_Description of the task:_ All lines in the records below that hold "JSON" are to be shown.

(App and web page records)
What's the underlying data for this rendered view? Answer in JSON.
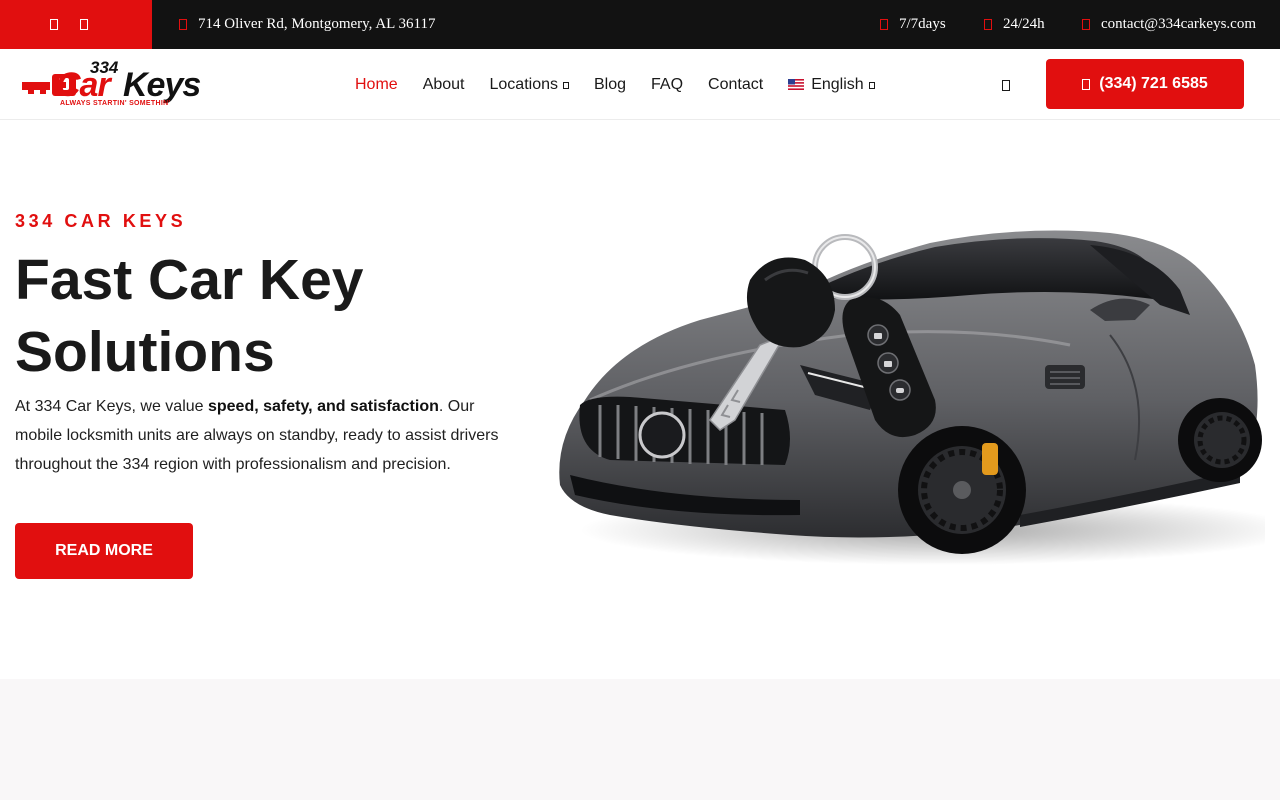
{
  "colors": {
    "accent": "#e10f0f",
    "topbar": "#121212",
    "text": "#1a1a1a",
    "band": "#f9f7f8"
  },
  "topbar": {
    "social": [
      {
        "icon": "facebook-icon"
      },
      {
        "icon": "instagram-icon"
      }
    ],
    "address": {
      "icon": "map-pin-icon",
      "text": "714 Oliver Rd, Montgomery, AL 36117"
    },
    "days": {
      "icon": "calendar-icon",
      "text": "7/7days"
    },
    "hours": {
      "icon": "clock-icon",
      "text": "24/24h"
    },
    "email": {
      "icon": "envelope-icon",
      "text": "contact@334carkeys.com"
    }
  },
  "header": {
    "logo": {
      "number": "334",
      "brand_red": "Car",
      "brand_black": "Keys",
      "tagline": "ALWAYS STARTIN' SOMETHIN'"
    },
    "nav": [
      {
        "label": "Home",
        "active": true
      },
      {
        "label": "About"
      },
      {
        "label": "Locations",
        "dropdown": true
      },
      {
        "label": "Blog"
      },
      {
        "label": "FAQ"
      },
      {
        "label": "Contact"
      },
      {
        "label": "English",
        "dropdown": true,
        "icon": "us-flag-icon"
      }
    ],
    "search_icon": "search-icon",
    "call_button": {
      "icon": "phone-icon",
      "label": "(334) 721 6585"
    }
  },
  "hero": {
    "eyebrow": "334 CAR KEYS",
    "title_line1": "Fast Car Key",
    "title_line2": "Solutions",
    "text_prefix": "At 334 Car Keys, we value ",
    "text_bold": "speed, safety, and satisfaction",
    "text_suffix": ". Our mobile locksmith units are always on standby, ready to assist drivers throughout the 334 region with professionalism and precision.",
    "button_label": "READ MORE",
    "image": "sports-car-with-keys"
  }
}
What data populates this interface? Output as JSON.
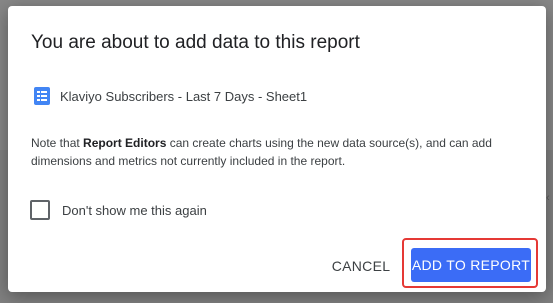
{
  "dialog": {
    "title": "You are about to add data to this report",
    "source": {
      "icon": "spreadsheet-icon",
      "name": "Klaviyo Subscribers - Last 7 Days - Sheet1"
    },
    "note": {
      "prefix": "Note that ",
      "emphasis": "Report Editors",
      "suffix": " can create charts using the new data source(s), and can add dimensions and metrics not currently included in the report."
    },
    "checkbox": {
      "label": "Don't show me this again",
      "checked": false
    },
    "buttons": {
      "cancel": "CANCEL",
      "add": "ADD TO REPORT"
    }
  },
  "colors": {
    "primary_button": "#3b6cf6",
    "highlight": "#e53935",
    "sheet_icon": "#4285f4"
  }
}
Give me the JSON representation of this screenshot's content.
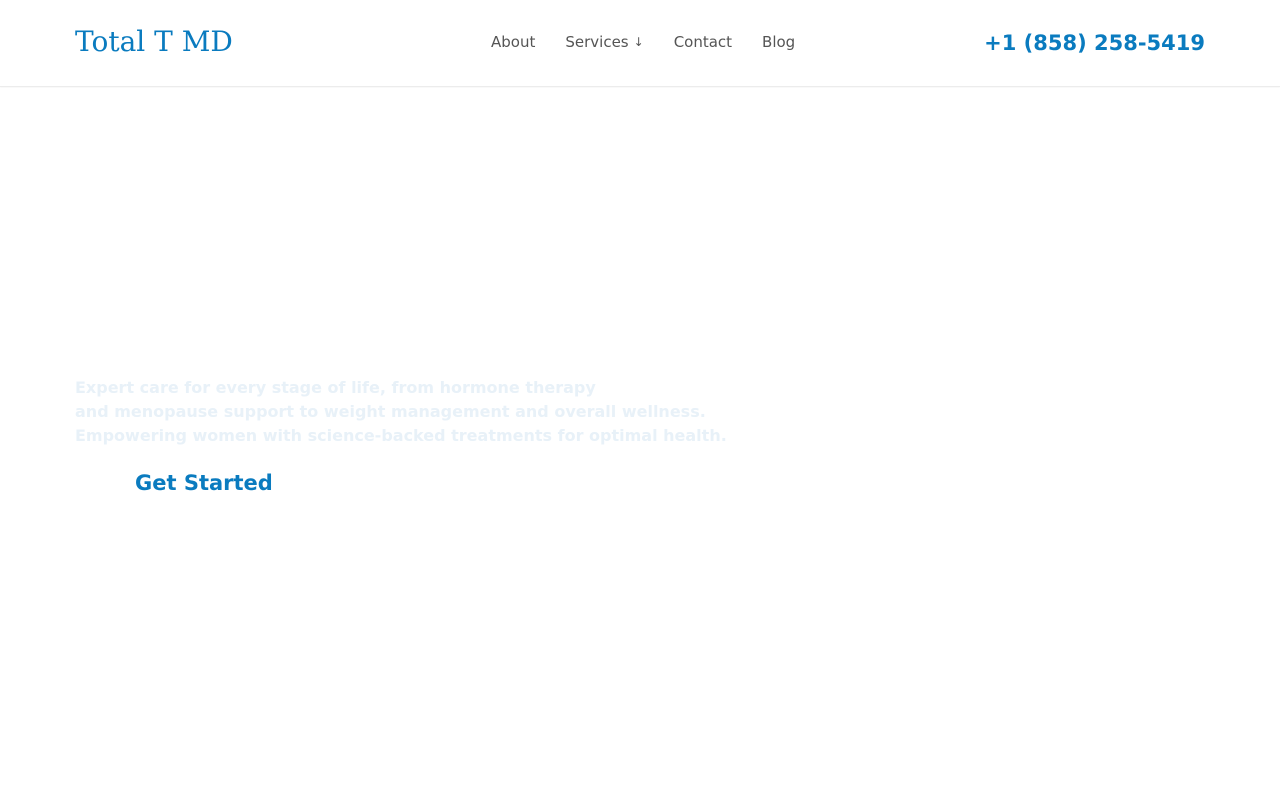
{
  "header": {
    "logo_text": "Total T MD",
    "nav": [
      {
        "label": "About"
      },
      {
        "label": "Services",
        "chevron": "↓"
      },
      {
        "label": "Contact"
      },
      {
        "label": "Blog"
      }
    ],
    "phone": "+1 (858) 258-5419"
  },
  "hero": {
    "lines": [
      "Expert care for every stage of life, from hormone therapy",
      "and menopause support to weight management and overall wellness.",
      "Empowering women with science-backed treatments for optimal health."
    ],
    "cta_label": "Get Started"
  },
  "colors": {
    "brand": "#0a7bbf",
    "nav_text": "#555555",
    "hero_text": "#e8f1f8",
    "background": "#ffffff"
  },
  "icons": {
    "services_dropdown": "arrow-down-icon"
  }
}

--

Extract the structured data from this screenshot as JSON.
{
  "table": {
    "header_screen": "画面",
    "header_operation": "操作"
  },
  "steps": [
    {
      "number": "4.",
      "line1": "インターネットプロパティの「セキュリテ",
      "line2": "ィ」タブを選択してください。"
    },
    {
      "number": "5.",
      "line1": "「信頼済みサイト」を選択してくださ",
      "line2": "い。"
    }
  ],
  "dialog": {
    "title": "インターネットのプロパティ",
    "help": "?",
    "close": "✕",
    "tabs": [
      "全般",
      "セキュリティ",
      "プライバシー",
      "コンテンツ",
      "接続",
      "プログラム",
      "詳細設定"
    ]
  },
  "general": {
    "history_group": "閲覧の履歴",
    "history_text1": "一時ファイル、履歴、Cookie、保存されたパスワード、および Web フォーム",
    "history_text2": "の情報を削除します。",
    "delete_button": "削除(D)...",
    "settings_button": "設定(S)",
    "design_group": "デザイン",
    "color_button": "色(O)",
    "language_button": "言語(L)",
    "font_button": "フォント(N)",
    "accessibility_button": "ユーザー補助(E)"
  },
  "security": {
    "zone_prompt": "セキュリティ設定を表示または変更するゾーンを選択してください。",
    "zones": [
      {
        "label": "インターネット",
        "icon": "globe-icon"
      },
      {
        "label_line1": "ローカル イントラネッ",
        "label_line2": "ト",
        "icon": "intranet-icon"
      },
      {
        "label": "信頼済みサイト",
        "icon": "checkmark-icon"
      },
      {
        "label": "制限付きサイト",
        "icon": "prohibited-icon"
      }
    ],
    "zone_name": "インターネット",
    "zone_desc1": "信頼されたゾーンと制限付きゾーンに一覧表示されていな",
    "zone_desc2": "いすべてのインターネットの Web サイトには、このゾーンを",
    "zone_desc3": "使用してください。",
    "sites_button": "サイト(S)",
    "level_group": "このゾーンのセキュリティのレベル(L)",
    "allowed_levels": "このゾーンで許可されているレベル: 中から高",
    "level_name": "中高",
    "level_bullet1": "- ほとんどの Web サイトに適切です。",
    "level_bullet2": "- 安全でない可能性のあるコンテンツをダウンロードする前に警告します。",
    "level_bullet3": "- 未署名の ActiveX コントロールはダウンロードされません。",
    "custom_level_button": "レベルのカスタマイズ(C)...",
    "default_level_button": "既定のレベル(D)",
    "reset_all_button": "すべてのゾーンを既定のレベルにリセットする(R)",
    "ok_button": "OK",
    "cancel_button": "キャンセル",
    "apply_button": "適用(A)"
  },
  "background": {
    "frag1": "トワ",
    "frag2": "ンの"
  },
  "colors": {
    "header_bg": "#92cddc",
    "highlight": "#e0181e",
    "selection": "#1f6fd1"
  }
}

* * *

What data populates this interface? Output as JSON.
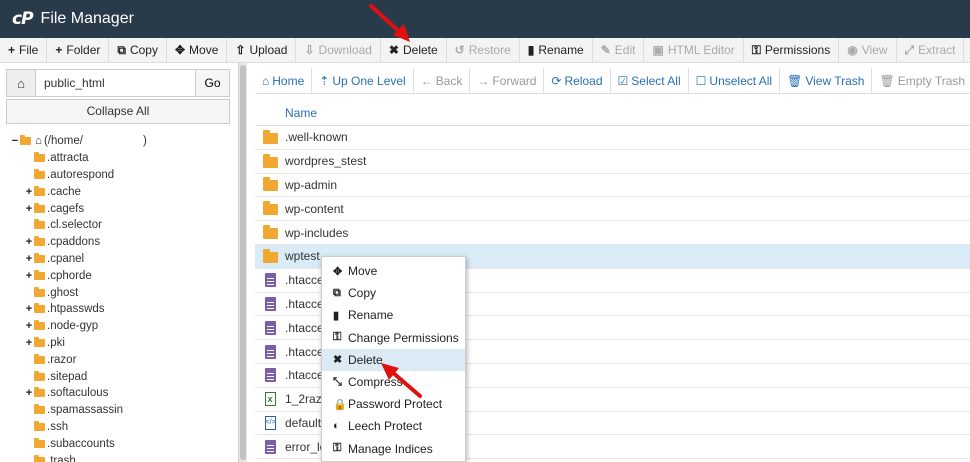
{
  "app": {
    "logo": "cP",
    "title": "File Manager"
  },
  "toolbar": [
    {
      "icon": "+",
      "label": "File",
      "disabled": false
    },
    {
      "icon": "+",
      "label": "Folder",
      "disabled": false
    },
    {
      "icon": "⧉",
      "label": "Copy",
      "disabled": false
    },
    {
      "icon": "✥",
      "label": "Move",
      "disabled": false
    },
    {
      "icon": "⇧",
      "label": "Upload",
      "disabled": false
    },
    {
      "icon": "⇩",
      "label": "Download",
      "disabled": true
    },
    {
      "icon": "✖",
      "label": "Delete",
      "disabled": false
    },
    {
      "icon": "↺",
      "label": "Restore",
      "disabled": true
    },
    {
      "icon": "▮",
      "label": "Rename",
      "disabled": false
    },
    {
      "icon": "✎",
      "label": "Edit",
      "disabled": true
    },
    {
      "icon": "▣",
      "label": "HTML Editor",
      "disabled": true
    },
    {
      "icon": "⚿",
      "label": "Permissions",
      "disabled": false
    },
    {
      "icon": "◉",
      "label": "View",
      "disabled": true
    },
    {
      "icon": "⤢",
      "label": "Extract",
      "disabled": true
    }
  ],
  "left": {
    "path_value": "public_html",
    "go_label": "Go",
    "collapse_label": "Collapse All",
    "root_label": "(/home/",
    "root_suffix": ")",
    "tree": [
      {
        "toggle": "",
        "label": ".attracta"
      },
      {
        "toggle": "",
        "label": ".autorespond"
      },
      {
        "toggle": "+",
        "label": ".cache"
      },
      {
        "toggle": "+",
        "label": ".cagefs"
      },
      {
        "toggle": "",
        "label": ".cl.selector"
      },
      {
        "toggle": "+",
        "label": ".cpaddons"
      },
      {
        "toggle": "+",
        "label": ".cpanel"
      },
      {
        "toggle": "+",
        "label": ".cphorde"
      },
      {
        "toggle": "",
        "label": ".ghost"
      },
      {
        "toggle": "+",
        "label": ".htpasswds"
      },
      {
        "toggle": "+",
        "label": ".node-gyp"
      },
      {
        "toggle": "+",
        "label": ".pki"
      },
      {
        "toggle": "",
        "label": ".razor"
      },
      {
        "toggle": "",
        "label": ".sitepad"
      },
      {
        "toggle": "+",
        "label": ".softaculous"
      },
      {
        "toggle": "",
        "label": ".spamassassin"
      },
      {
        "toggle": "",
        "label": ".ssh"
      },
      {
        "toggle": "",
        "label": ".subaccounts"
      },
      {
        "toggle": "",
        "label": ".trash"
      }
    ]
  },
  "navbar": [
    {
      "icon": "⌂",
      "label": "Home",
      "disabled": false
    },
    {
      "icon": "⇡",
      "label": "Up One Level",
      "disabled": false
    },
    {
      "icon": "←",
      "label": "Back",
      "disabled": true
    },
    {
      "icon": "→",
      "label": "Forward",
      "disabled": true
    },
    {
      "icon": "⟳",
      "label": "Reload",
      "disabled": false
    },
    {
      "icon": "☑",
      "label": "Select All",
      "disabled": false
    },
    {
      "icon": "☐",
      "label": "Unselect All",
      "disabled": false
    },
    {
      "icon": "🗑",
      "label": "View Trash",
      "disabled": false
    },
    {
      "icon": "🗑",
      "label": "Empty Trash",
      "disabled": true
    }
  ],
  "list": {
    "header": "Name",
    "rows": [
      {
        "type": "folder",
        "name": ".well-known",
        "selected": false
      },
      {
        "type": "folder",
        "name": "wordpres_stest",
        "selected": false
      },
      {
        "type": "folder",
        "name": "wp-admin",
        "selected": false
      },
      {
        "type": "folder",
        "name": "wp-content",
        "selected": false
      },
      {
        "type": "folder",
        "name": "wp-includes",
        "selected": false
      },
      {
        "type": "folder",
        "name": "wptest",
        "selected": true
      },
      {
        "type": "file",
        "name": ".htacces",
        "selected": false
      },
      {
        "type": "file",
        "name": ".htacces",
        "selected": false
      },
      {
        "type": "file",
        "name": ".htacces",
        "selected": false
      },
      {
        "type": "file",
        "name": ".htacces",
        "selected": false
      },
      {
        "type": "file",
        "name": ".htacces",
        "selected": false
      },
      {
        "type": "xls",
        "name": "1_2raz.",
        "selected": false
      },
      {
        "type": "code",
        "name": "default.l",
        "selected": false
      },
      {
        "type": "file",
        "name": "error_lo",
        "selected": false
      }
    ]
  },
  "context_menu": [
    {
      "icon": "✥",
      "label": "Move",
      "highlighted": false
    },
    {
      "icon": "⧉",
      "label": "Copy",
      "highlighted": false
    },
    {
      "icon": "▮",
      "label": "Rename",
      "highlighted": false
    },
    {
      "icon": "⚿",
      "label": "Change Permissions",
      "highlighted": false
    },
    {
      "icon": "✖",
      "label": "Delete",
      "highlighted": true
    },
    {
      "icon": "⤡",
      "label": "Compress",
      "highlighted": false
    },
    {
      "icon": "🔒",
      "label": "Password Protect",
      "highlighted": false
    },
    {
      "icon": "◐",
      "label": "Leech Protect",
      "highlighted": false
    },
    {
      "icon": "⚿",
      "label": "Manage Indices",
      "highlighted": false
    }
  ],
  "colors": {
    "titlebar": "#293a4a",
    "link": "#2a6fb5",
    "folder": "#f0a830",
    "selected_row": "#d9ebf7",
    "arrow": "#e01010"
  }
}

_Exercise output:_
What's the underlying data for this rendered view? Answer in JSON.
What data populates this interface? Output as JSON.
Give me the JSON representation of this screenshot's content.
Extract the structured data from this screenshot as JSON.
What data populates this interface? Output as JSON.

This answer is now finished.